Well I’m a king bee
Buzzing around your hive
Well I’m a king bee, baby
Buzzing around your hive
Yeah I can make honey baby
Let me come inside
The double entendre here is fairly obvious and was no doubt a scary proposition for radio, which was still pushing Pat Boone. It wasn’t long before this attitude started to change, especially when Atlantic’s Ahmet Ertegun and Jerry Wexler had the gumption to release the sexually charged “What’d I Say” by Ray Charles.
Inspiration can come from anywhere, and in the trailer for a documentary that apparently has yet to be completed, King Bee: The Slim Harpo Story, Harpo’s widow, Lovelle Moore, recounted how Harpo apparently was inspired to write the song during a car trip. “We passed, just, a lot of beehives,” she said. “He looked and he started hummin’. ‘Baby, put that down. I’m a king bee.’”
The three-line verses of this 12-bar blues followed a typical A-A-B blues pattern (three lines per verse with the first verse repeated), but didn’t sound much like Chicago or Delta blues because of the production. In what may seem a bit of a contradiction, “I’m a King Bee” was produced by J.D. Miller, the man who changed country music history as the writer of Kitty Wells’ “It Wasn’t God Who Made Honky Tonk Angels.”
Harpo was well-regarded for his smart, parts-driven blues harp playing, and he also played a decent electric guitar, sometimes while wearing a harp neck rack. A Slim Harpo 1962 Gibson ES-330 signature model is said to be in the works this year from Gibson. Among Harpo’s fans are the Rolling Stones, who not only recorded “I’m a King Bee” but also covered Harpo’s song “Shake Your Hips” on their renowned Exile on Main Street album. “I’m a King Bee” was also cut by a young British group called the Tea Set, which later changed its name to Pink Floyd.
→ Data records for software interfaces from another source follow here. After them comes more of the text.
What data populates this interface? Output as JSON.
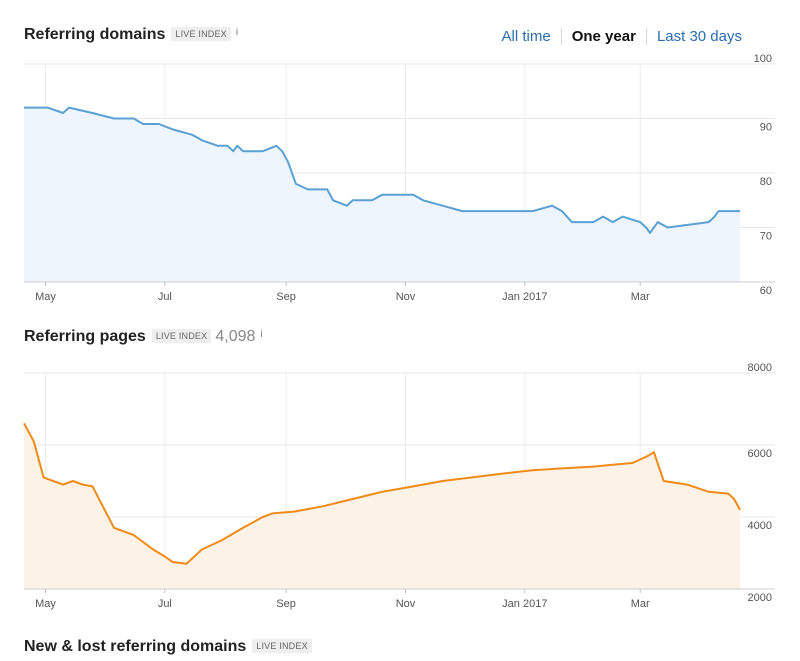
{
  "header": {
    "title": "Referring domains",
    "badge": "LIVE INDEX",
    "info": "i",
    "tabs": [
      {
        "label": "All time",
        "active": false
      },
      {
        "label": "One year",
        "active": true
      },
      {
        "label": "Last 30 days",
        "active": false
      }
    ]
  },
  "section2": {
    "title": "Referring pages",
    "badge": "LIVE INDEX",
    "count": "4,098",
    "info": "i"
  },
  "section3": {
    "title": "New & lost referring domains",
    "badge": "LIVE INDEX"
  },
  "colors": {
    "domains_line": "#5aa0d4",
    "domains_fill": "#eef5fc",
    "pages_line": "#ef8a17",
    "pages_fill": "#fdf2e6",
    "link": "#2a6cb0"
  },
  "chart_data": [
    {
      "type": "area",
      "x_tick_labels": [
        "May",
        "Jul",
        "Sep",
        "Nov",
        "Jan 2017",
        "Mar"
      ],
      "y_ticks": [
        60,
        70,
        80,
        90,
        100
      ],
      "ylim": [
        60,
        100
      ],
      "xlim": [
        "2016-04-20",
        "2017-04-21"
      ],
      "grid": true,
      "series": [
        {
          "x": [
            "2016-04-20",
            "2016-05-02",
            "2016-05-10",
            "2016-05-13",
            "2016-05-25",
            "2016-06-05",
            "2016-06-15",
            "2016-06-20",
            "2016-06-28",
            "2016-07-05",
            "2016-07-15",
            "2016-07-20",
            "2016-07-28",
            "2016-08-02",
            "2016-08-05",
            "2016-08-07",
            "2016-08-10",
            "2016-08-20",
            "2016-08-27",
            "2016-08-30",
            "2016-09-02",
            "2016-09-06",
            "2016-09-12",
            "2016-09-22",
            "2016-09-25",
            "2016-10-02",
            "2016-10-05",
            "2016-10-15",
            "2016-10-20",
            "2016-11-05",
            "2016-11-10",
            "2016-11-20",
            "2016-11-30",
            "2016-12-05",
            "2016-12-15",
            "2017-01-05",
            "2017-01-15",
            "2017-01-20",
            "2017-01-25",
            "2017-02-05",
            "2017-02-10",
            "2017-02-15",
            "2017-02-20",
            "2017-03-01",
            "2017-03-04",
            "2017-03-06",
            "2017-03-10",
            "2017-03-15",
            "2017-04-05",
            "2017-04-08",
            "2017-04-10",
            "2017-04-13",
            "2017-04-21"
          ],
          "y": [
            92,
            92,
            91,
            92,
            91,
            90,
            90,
            89,
            89,
            88,
            87,
            86,
            85,
            85,
            84,
            85,
            84,
            84,
            85,
            84,
            82,
            78,
            77,
            77,
            75,
            74,
            75,
            75,
            76,
            76,
            75,
            74,
            73,
            73,
            73,
            73,
            74,
            73,
            71,
            71,
            72,
            71,
            72,
            71,
            70,
            69,
            71,
            70,
            71,
            72,
            73,
            73,
            73
          ]
        }
      ]
    },
    {
      "type": "area",
      "x_tick_labels": [
        "May",
        "Jul",
        "Sep",
        "Nov",
        "Jan 2017",
        "Mar"
      ],
      "y_ticks": [
        2000,
        4000,
        6000,
        8000
      ],
      "ylim": [
        2000,
        8000
      ],
      "xlim": [
        "2016-04-20",
        "2017-04-21"
      ],
      "grid": true,
      "series": [
        {
          "x": [
            "2016-04-20",
            "2016-04-25",
            "2016-04-30",
            "2016-05-05",
            "2016-05-10",
            "2016-05-15",
            "2016-05-20",
            "2016-05-25",
            "2016-06-05",
            "2016-06-15",
            "2016-06-25",
            "2016-07-01",
            "2016-07-05",
            "2016-07-12",
            "2016-07-20",
            "2016-07-30",
            "2016-08-10",
            "2016-08-20",
            "2016-08-25",
            "2016-09-05",
            "2016-09-20",
            "2016-10-05",
            "2016-10-20",
            "2016-11-05",
            "2016-11-20",
            "2016-12-05",
            "2016-12-20",
            "2017-01-05",
            "2017-01-20",
            "2017-02-05",
            "2017-02-15",
            "2017-02-25",
            "2017-03-05",
            "2017-03-08",
            "2017-03-13",
            "2017-03-25",
            "2017-04-05",
            "2017-04-15",
            "2017-04-18",
            "2017-04-21"
          ],
          "y": [
            6600,
            6100,
            5100,
            5000,
            4900,
            5000,
            4900,
            4850,
            3700,
            3500,
            3100,
            2900,
            2750,
            2700,
            3100,
            3350,
            3700,
            4000,
            4100,
            4150,
            4300,
            4500,
            4700,
            4850,
            5000,
            5100,
            5200,
            5300,
            5350,
            5400,
            5450,
            5500,
            5700,
            5800,
            5000,
            4900,
            4700,
            4650,
            4500,
            4200
          ]
        }
      ]
    }
  ]
}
And the song may have seen its greatest exposure in 1976 on Saturday Night Live, when the late John Belushi, fronting a band of stellar musicians dressed as bees, performed it with fellow Blues Brother Dan Aykroyd.
Each year in Baton Rouge, Harpo’s memory is honored at the Slim Harpo Music Awards, an event that has recognized prominent blues-influenced musicians like Dr. John and the late Tony Joe White, with proceeds benefitting the area’s Music in the Schools outreach program.